The Royal Dukes (the Prince of Wales, the Duke of Edinburgh, the Duke of York, the Duke of Gloucester, and the Duke of Kent as well as the Earl of Wessex) and peers who themselves were created hereditary peers were not exempted. Thus, the anomaly that allowed the Duke of Cornwall a seat, even if a baby, ended.

The House of Lords adopted standing orders to govern the election of the 90 peers:

On November 2, 1999 10 hereditary peers were given life peerages (six former Leaders of the House and four holders of peerages of the first creation). Then in March 2000 seven hereditary peers who had not been elected were included in a list of 33 new life peers and allowed to retake their seat in the Lords.

The 90 peers who continue as members of the House of Lords will not be able to disclaim their peerage.
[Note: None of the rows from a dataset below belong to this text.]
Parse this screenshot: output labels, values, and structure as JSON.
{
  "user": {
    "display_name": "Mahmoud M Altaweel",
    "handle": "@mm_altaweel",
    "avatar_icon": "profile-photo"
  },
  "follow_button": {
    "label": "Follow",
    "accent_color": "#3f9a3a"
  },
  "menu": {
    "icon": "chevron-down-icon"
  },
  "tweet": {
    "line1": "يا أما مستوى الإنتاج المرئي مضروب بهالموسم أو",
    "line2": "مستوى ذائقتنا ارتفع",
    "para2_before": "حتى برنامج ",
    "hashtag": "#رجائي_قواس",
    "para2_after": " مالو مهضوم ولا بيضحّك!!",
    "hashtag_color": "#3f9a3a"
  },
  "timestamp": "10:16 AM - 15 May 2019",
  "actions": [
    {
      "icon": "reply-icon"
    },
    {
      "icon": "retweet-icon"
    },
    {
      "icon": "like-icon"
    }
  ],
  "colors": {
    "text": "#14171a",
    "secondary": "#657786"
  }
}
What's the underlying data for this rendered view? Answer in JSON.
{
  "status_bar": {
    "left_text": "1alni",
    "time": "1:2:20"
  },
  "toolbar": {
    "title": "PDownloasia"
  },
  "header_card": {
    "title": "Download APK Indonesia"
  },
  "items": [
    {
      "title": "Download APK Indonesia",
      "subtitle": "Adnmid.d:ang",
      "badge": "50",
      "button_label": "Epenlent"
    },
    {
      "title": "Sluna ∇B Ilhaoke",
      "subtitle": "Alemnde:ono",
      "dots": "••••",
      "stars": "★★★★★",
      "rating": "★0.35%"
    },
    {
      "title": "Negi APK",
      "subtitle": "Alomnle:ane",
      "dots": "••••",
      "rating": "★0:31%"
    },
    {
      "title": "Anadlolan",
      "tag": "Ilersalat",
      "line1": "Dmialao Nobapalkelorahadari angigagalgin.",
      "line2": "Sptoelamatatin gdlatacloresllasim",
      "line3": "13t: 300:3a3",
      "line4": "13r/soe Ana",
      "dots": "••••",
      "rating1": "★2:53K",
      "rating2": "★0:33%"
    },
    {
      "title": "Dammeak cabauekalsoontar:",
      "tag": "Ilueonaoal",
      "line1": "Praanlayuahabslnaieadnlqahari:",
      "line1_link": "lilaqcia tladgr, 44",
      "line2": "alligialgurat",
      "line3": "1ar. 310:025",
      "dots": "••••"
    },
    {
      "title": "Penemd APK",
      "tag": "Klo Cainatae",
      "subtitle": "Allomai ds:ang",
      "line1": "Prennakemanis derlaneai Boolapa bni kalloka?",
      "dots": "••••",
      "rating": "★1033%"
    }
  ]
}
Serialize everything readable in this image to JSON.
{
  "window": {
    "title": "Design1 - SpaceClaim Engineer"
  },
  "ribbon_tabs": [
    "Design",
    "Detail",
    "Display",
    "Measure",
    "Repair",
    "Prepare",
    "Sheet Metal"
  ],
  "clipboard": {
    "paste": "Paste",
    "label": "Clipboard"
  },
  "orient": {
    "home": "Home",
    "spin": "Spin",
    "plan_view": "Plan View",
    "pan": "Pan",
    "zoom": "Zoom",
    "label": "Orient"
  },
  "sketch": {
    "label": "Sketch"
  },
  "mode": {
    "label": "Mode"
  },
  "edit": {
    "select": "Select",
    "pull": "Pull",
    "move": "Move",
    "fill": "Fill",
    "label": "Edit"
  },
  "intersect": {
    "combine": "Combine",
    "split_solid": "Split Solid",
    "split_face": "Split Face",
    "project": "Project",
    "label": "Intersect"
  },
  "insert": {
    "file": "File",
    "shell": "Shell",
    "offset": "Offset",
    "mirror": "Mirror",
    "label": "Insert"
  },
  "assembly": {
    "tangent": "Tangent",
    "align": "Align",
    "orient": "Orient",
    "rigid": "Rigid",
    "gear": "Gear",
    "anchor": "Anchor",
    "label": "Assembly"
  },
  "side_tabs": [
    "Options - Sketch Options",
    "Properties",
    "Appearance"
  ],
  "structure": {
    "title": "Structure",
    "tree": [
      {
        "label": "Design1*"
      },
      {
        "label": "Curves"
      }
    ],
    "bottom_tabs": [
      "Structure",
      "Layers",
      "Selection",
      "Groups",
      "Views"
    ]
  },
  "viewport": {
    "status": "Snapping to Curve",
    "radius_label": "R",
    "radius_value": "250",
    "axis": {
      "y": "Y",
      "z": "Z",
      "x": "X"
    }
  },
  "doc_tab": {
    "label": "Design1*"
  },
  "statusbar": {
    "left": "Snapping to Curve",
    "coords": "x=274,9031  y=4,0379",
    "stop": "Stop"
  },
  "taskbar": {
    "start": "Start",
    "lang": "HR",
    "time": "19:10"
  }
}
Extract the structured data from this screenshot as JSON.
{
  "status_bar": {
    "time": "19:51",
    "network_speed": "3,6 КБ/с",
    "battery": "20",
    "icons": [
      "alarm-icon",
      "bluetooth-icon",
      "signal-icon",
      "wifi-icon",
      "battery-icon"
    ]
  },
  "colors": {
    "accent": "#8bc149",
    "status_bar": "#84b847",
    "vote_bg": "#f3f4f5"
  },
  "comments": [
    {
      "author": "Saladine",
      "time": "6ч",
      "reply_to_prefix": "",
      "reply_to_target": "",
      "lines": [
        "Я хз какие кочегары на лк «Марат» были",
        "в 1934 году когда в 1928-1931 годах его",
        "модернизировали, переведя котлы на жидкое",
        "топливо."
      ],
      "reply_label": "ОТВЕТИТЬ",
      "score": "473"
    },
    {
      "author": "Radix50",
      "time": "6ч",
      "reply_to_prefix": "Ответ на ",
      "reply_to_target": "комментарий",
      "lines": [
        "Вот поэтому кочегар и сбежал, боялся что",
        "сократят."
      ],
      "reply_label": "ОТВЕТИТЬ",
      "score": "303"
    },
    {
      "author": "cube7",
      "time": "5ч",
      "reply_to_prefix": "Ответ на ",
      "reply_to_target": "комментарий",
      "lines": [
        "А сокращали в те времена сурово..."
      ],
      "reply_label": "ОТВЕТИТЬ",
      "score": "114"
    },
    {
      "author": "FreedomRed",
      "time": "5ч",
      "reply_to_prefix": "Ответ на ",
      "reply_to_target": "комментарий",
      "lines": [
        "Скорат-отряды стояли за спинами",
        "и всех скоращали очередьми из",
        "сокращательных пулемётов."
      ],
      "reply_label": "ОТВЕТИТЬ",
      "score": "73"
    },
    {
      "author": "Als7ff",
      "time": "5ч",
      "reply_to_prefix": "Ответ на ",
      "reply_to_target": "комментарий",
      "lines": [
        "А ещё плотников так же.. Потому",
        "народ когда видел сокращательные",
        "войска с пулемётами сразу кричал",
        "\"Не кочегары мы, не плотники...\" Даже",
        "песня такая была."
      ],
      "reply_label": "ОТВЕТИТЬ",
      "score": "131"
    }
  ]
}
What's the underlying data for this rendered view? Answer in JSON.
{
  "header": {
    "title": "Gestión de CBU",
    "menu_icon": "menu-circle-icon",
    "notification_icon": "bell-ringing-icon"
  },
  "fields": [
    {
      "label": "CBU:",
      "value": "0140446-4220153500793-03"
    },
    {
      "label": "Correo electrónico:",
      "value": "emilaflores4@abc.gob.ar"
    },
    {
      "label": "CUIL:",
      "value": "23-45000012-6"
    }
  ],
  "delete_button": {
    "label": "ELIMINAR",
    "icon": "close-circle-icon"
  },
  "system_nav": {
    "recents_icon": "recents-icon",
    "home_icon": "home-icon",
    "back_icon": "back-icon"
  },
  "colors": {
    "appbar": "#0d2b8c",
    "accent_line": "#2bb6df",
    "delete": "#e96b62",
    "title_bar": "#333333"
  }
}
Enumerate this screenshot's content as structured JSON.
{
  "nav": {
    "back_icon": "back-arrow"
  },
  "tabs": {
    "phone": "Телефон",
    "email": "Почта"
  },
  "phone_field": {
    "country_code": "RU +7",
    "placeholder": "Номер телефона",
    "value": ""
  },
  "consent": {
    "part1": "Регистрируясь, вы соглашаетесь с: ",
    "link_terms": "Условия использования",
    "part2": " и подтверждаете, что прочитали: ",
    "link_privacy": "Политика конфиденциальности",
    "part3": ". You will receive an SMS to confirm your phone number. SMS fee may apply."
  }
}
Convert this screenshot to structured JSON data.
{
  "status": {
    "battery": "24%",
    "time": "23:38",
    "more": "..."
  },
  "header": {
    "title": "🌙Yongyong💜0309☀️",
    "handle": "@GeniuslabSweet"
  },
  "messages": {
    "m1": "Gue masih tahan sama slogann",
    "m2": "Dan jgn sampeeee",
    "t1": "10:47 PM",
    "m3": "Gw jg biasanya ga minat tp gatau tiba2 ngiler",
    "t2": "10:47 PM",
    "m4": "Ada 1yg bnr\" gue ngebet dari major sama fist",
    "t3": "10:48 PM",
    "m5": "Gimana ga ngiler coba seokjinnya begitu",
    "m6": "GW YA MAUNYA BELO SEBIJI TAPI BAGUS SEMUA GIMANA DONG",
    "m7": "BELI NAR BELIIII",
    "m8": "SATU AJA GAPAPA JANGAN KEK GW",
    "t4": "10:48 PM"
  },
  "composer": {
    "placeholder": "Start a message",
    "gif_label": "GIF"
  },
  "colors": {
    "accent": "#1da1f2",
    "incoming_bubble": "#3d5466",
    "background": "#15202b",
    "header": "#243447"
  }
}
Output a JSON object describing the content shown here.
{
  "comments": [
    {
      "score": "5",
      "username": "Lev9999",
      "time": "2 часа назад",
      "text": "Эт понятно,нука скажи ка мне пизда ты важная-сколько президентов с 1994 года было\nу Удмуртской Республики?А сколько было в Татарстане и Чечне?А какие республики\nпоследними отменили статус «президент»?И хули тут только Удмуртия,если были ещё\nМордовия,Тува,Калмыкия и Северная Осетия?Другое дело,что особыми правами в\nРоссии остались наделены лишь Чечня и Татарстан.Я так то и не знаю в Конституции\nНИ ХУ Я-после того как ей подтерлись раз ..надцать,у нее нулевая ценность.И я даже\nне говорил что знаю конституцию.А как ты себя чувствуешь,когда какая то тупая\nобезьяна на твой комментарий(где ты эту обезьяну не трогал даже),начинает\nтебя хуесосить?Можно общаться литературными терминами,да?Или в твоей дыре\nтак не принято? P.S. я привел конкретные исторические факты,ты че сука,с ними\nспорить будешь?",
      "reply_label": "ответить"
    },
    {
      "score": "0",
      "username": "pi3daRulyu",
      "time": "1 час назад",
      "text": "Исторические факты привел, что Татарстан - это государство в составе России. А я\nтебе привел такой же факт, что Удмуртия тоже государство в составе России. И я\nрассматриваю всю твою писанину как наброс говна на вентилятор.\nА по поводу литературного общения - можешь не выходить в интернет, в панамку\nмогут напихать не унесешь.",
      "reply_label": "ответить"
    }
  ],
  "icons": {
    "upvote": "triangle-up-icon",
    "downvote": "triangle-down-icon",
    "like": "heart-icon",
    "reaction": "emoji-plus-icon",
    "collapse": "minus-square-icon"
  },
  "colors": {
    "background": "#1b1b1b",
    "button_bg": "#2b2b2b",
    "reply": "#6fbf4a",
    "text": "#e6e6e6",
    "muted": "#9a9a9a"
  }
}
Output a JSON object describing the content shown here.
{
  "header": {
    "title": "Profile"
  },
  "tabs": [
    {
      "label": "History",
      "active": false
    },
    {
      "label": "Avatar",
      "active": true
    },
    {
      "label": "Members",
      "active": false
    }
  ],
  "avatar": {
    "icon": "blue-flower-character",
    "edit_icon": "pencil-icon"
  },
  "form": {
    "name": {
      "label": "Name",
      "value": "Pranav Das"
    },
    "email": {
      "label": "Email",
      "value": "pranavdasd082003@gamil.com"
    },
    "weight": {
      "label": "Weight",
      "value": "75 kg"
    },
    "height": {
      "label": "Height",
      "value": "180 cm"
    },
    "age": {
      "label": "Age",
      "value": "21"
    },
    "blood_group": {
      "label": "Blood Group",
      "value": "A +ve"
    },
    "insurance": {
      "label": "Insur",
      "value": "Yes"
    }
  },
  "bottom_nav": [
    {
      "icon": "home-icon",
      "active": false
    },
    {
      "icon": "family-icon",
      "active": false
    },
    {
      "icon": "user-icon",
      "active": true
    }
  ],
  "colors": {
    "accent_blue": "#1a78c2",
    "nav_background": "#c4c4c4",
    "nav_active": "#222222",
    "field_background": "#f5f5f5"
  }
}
The other peers will be able to disclaim, but do not need to even if elected to the House of Commons.

Changes in the composition of the House of Lords as a result of the 1999 Act (ie. change in composition between 13th October 1999 and 30th June 2004) are as follows:

Party Life Peers Hereditary Peers Bishops Total
  Conservative -13 -252 - -265
  Labour +27 -15 - +12
  Liberal Democrat +12 -18 - -6
  Crossbencher +18 -192 - -174
  Bishop - - - -
  Other -25 -78 - -103
  Total +19 -555 - -536
Note: The figures in the above table are based on those peers who were eligible to attend the House Lords (ie. Peers without Writs of Summons or on leave of absence are excluded.)

The Labour Party and the House of Lords

For many years the Labour Party in the United Kingdom advocated reform of the House of Lords, but this was obstructed by the House of Lords itself, whose members were mostly of the Conservative party. Most notorious were the so-called 'backwoodsmen', who never attended Parliament except to defeat important Labour legislation opposed by the Conservatives. Later the Labour party managed to extract another reform, the Parliament Act of 1949, which limited the power of the House of Lords to defeat House of Commons legislation.

In 1968, the Labour government of Harold Wilson attempted to remove hereditary peers from voting in the House of Lords. The Lords voted in favour of the plan but when it got to the House of Commons it was defeated by a combination of traditionalist Conservatives, such as Enoch Powell, and Labour MPs such as Michael Foot, who advocated outright abolition of the upper house. Abolition became Labour party policy under Foot's leadership, but was dropped under the leadership of Neil Kinnock in favour of a reformed second chamber.

Finally when Labour returned to power in 1997 under Tony Blair, legislation was introduced to remove hereditary peers, as the first step in the reform of the House. However, in order to get the law passed by the House of Lords, the Government had to compromise and allow 92 hereditary peers to remain until reform of the House was completed.

A free vote was held in the House of Commons in February 2003, in which MPs could vote for a fully elected second chamber, an entirely nominated one, a chamber with a mixture of elected and nominated members, or for outright abolition. However, the result proved inconclusive, as MPs proceeded to vote against each option in turn.

See also

External links